Large parts of the IFA&#39s back-office admin cease to be so time-consuming and many client enquiries can be responded to with no intervention. While one cannot take accuracy for granted, the more transparent approach of supermarkets means that less time and resources need be tied up dealing with trivialities such as statement enquiries. Furthermore, IFAs can promote the supermarket within their own branding, strengthening client relationships.

IFAs who can deliver on these issues will continue to prove that distribution is king. It is clear from the short-term approach being followed by many life offices on stakeholder that this is also their view. The balance of power may be drifting even further in favour of IFAs and every adviser should ensure they are well placed to maximise the opportunities that will arise.

While this all sounds very optimistic, there is one fairly obvious area of concern. With it being this easy for existing IFAs to deliver such an attractive solution, it will be similarly easy for new firms. Although they may be handicapped by a lack of an active client base, this does not mean they cannot make inroads.
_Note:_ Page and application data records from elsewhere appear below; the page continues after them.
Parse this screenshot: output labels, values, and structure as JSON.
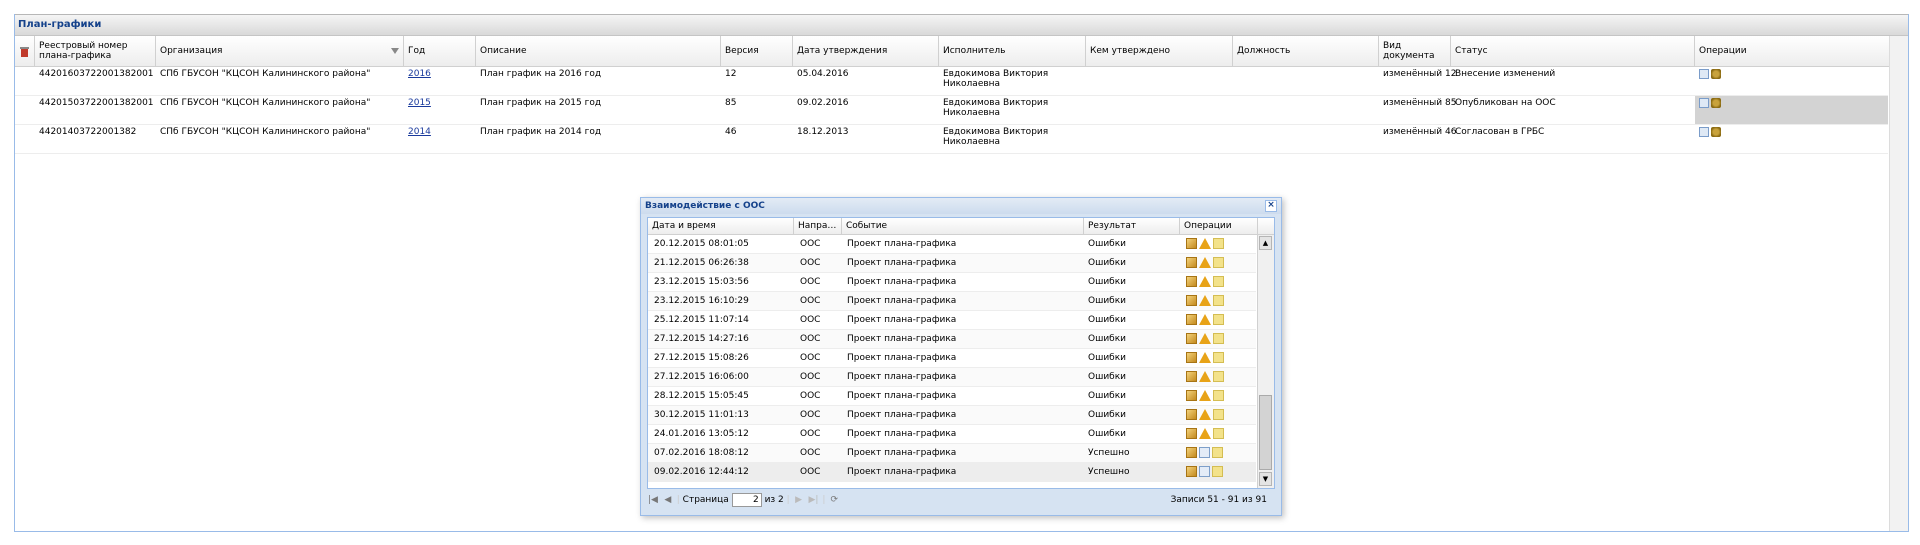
{
  "panel": {
    "title": "План-графики"
  },
  "grid": {
    "columns": [
      {
        "key": "reg",
        "label": "Реестровый номер плана-графика"
      },
      {
        "key": "org",
        "label": "Организация"
      },
      {
        "key": "year",
        "label": "Год"
      },
      {
        "key": "desc",
        "label": "Описание"
      },
      {
        "key": "ver",
        "label": "Версия"
      },
      {
        "key": "date",
        "label": "Дата утверждения"
      },
      {
        "key": "exec",
        "label": "Исполнитель"
      },
      {
        "key": "approved_by",
        "label": "Кем утверждено"
      },
      {
        "key": "position",
        "label": "Должность"
      },
      {
        "key": "doctype",
        "label": "Вид документа"
      },
      {
        "key": "status",
        "label": "Статус"
      },
      {
        "key": "ops",
        "label": "Операции"
      }
    ],
    "rows": [
      {
        "reg": "44201603722001382001",
        "org": "СПб ГБУСОН \"КЦСОН Калининского района\"",
        "year": "2016",
        "desc": "План график на 2016 год",
        "ver": "12",
        "date": "05.04.2016",
        "exec": "Евдокимова Виктория Николаевна",
        "doctype": "изменённый 12",
        "status": "Внесение изменений"
      },
      {
        "reg": "44201503722001382001",
        "org": "СПб ГБУСОН \"КЦСОН Калининского района\"",
        "year": "2015",
        "desc": "План график на 2015 год",
        "ver": "85",
        "date": "09.02.2016",
        "exec": "Евдокимова Виктория Николаевна",
        "doctype": "изменённый 85",
        "status": "Опубликован на ООС"
      },
      {
        "reg": "44201403722001382",
        "org": "СПб ГБУСОН \"КЦСОН Калининского района\"",
        "year": "2014",
        "desc": "План график на 2014 год",
        "ver": "46",
        "date": "18.12.2013",
        "exec": "Евдокимова Виктория Николаевна",
        "doctype": "изменённый 46",
        "status": "Согласован в ГРБС"
      }
    ]
  },
  "dialog": {
    "title": "Взаимодействие с ООС",
    "close_glyph": "×",
    "columns": [
      "Дата и время",
      "Напра…",
      "Событие",
      "Результат",
      "Операции"
    ],
    "rows": [
      {
        "dt": "20.12.2015 08:01:05",
        "dir": "ООС",
        "event": "Проект плана-графика",
        "result": "Ошибки",
        "ok": false
      },
      {
        "dt": "21.12.2015 06:26:38",
        "dir": "ООС",
        "event": "Проект плана-графика",
        "result": "Ошибки",
        "ok": false
      },
      {
        "dt": "23.12.2015 15:03:56",
        "dir": "ООС",
        "event": "Проект плана-графика",
        "result": "Ошибки",
        "ok": false
      },
      {
        "dt": "23.12.2015 16:10:29",
        "dir": "ООС",
        "event": "Проект плана-графика",
        "result": "Ошибки",
        "ok": false
      },
      {
        "dt": "25.12.2015 11:07:14",
        "dir": "ООС",
        "event": "Проект плана-графика",
        "result": "Ошибки",
        "ok": false
      },
      {
        "dt": "27.12.2015 14:27:16",
        "dir": "ООС",
        "event": "Проект плана-графика",
        "result": "Ошибки",
        "ok": false
      },
      {
        "dt": "27.12.2015 15:08:26",
        "dir": "ООС",
        "event": "Проект плана-графика",
        "result": "Ошибки",
        "ok": false
      },
      {
        "dt": "27.12.2015 16:06:00",
        "dir": "ООС",
        "event": "Проект плана-графика",
        "result": "Ошибки",
        "ok": false
      },
      {
        "dt": "28.12.2015 15:05:45",
        "dir": "ООС",
        "event": "Проект плана-графика",
        "result": "Ошибки",
        "ok": false
      },
      {
        "dt": "30.12.2015 11:01:13",
        "dir": "ООС",
        "event": "Проект плана-графика",
        "result": "Ошибки",
        "ok": false
      },
      {
        "dt": "24.01.2016 13:05:12",
        "dir": "ООС",
        "event": "Проект плана-графика",
        "result": "Ошибки",
        "ok": false
      },
      {
        "dt": "07.02.2016 18:08:12",
        "dir": "ООС",
        "event": "Проект плана-графика",
        "result": "Успешно",
        "ok": true
      },
      {
        "dt": "09.02.2016 12:44:12",
        "dir": "ООС",
        "event": "Проект плана-графика",
        "result": "Успешно",
        "ok": true
      }
    ],
    "pager": {
      "page_label": "Страница",
      "page_value": "2",
      "of_label": "из 2",
      "records": "Записи 51 - 91 из 91"
    }
  },
  "colors": {
    "header_text": "#15428b",
    "border": "#99bbe8",
    "dialog_bg": "#d6e3f2",
    "link": "#1a3a9c"
  },
  "icons": {
    "filter_clear": "filter-clear-icon",
    "sort": "sort-desc-icon",
    "doc": "document-icon",
    "emblem": "emblem-icon",
    "package": "package-icon",
    "warning": "warning-icon",
    "success": "success-doc-icon",
    "envelope": "envelope-icon"
  }
}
I close with some pearls from Albert Einstein. His view that “In the middle of difficulty lies opportunity” cannot be argued with. What is critical for IFAs is to identify the opportunities, develop an appropriate strategy and deliver it. If the present incumbents do not, then someone else will.

David Ferguson is a director of product design and marketing consultancy the abacus. You can chat about this subject at chat on Monday, February 12 at 12 noon.
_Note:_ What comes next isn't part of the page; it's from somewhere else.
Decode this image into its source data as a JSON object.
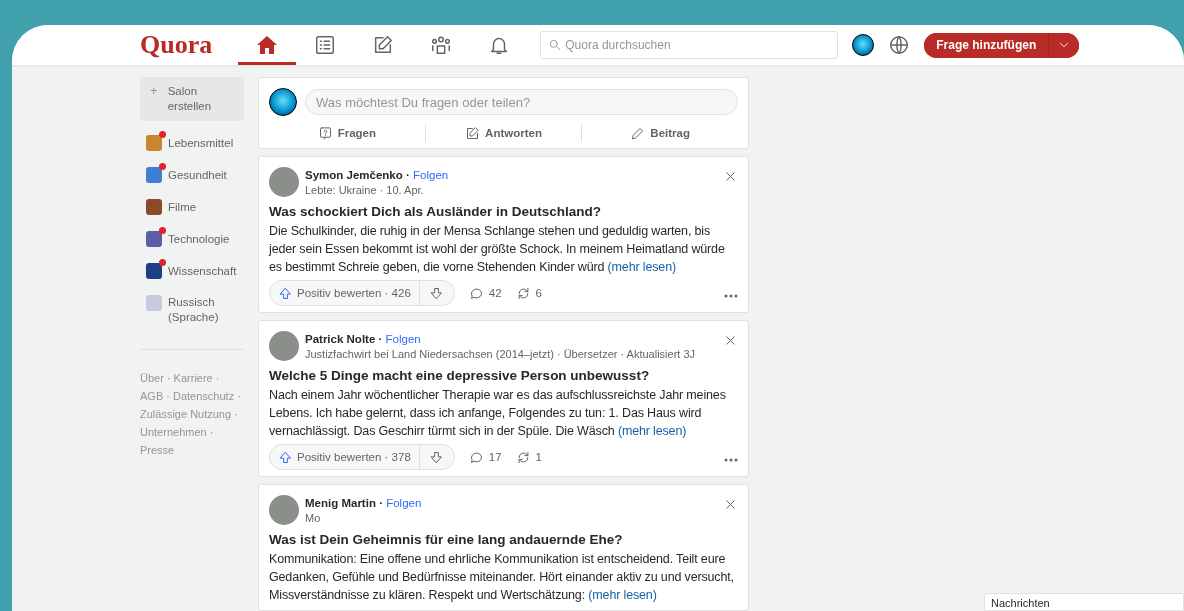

Keep splits simple

The thought of integrating complex financial engineering in an Isa may turn off some advisers, particularly in the midst of a hectic Isa season when keeping it simple is likely to be the IFAs&#39 mantra. But despite the pitfalls of technical complexity, there are considerable benefits to investors by using split-capital investment trusts, ways of […]
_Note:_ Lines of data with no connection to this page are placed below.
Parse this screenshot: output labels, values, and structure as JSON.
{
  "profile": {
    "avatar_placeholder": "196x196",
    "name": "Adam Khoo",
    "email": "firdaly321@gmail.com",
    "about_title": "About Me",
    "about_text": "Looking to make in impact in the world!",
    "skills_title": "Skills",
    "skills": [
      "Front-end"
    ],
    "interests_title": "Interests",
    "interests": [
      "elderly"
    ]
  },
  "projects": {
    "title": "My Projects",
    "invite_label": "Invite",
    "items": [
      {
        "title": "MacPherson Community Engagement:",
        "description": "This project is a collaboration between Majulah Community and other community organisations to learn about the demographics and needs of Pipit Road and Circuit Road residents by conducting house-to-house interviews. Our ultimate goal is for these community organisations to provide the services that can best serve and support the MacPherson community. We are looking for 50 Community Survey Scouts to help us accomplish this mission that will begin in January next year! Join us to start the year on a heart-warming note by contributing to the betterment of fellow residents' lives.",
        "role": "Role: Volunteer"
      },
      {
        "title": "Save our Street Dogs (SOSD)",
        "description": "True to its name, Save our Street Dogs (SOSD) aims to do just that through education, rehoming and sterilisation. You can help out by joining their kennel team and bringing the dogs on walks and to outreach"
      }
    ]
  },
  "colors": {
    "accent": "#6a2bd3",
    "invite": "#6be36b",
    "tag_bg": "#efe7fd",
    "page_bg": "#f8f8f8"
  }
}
Assets abandoned in the orphan age

The ripples caused by the High Court judgment in the Axa orphan assets&#39 case will be felt for some time. Estimates of the extent of orphan assets across the industry range from £20bn to £30bn and the decision is likely to be a precedent for future distribution across a range of companies. The Consumers&#39 Association […]

Richard Saunders

It would be difficult to question the new Autif director general&#39s credentials. Richard Saunders worked as a civil servant in the Treasury for 20 years, including a stint as former Chancellor Norman Lamont&#39s press secretary, before leaving the department in 1995. In 1986, he was responsible for the passage through Parliament of the Building Societies […]

CoFunds look to the Morning Star

It is understandable that the vast majority of attention on CP80 has been focused on the widening of the current tied environment to allow product providers to sell adopted products as well as their own. At the same time, however, even greater changes have been made in the area of direct-offer products. This will make […]

Finding value in UK equities

By Mark Martin, Investment Director & Head of UK Equities Register for a live update on 9 July at 14.30 with Mark Martin, who will be discussing Chancellor George Osborne’s ‘emergency’ summer budget, the UK equity landscape post May’s General Election and his outlook for the second half of 2015. Mark will also highlight the […]


News and expert analysis straight to your inbox

Sign up


    Leave a comment